May 12, 2018 9:21 PM
| Last Modified: May 12, 2018 9:24 PM(2078 views)
I have equally-spaced data (8 points in time) and four treatment groups (control, low, mid, and high). The number of subjects in each treatment group is identical, with no missing data points.
I have three key response variables on which I would like to perform statistical testing.
My thought was to perform a one-way ANOVA for each time point (8 tests per response variable). If any ANOVAs come back with a significant p-value, I would then perform Dunnett's tests to compare the 3 treatments (low, mid, high) against the control for a given time point.
I am a bit confused when it comes to calculating the worst-case Type 1 error for this scenario.

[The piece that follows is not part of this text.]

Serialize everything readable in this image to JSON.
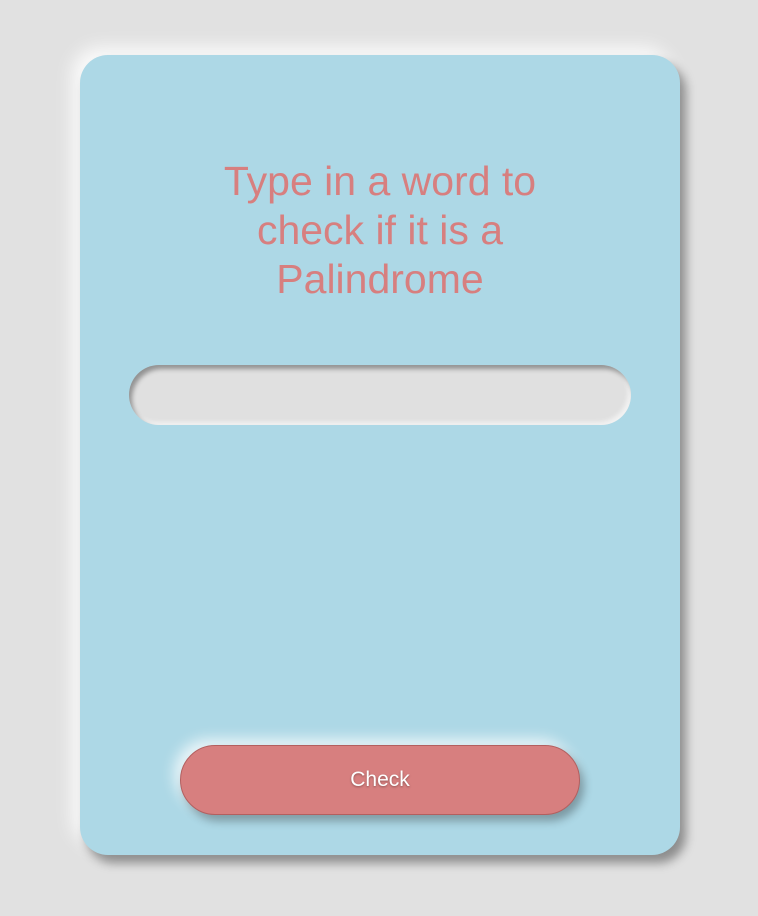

Wondering if my line of thought is correct:
Worst-case: all response variable one-way ANOVAs are significant at each time point...
so... 3 (response variables) x 8 (time points) + 3 (response variables) x 3 (Dunnett's tests) x 8 (time points) = 24 + 72 = 96 total tests
Significance level = 0.05
So for a Dunnett's test to be statistically significant, it would need to have a p-value less than 0.0005 (0.05/96)???
Hope this makes sense. Little bit confused by all of this... JMP seems to use an LSD term, but I am not sure if it is taking all of the Type 1 errors into account.
I suspect that you have a repeated measures design. This topic arises often in the JMP Community discussions. Please see this Knowledge Base note. If you have more questions after reading this note, please come back here!